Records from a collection
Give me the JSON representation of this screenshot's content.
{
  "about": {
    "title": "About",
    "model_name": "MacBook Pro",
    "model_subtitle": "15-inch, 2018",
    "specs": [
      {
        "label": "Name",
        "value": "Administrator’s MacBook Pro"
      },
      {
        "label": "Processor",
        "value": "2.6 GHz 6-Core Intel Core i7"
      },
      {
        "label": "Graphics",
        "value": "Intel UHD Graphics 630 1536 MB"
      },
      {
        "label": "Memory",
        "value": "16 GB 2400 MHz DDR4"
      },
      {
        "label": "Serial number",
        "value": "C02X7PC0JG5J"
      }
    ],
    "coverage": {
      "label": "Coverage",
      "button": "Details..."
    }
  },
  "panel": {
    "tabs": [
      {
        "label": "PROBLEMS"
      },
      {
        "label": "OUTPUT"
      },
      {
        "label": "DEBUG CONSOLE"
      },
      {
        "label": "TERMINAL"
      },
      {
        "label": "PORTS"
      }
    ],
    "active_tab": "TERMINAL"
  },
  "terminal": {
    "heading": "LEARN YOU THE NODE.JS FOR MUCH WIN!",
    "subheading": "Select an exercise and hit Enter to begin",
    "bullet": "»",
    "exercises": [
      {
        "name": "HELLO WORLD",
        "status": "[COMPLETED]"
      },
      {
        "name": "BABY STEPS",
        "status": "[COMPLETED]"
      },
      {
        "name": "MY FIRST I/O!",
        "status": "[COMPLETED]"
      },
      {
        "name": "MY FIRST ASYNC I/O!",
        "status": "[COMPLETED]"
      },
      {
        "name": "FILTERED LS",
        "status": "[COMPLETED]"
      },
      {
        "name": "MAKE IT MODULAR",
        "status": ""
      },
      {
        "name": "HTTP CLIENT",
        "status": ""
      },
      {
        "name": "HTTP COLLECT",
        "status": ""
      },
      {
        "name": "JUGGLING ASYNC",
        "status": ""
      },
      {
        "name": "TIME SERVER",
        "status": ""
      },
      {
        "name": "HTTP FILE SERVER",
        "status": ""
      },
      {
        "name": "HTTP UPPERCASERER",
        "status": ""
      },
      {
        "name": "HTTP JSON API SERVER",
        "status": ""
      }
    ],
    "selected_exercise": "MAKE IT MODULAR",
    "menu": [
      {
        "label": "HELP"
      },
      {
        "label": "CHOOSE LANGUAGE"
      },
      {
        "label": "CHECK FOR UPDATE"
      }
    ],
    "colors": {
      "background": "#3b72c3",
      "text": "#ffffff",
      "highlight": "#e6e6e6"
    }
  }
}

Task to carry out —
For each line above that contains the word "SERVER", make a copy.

Task solution —
        "name": "TIME SERVER",
        "name": "HTTP FILE SERVER",
        "name": "HTTP JSON API SERVER",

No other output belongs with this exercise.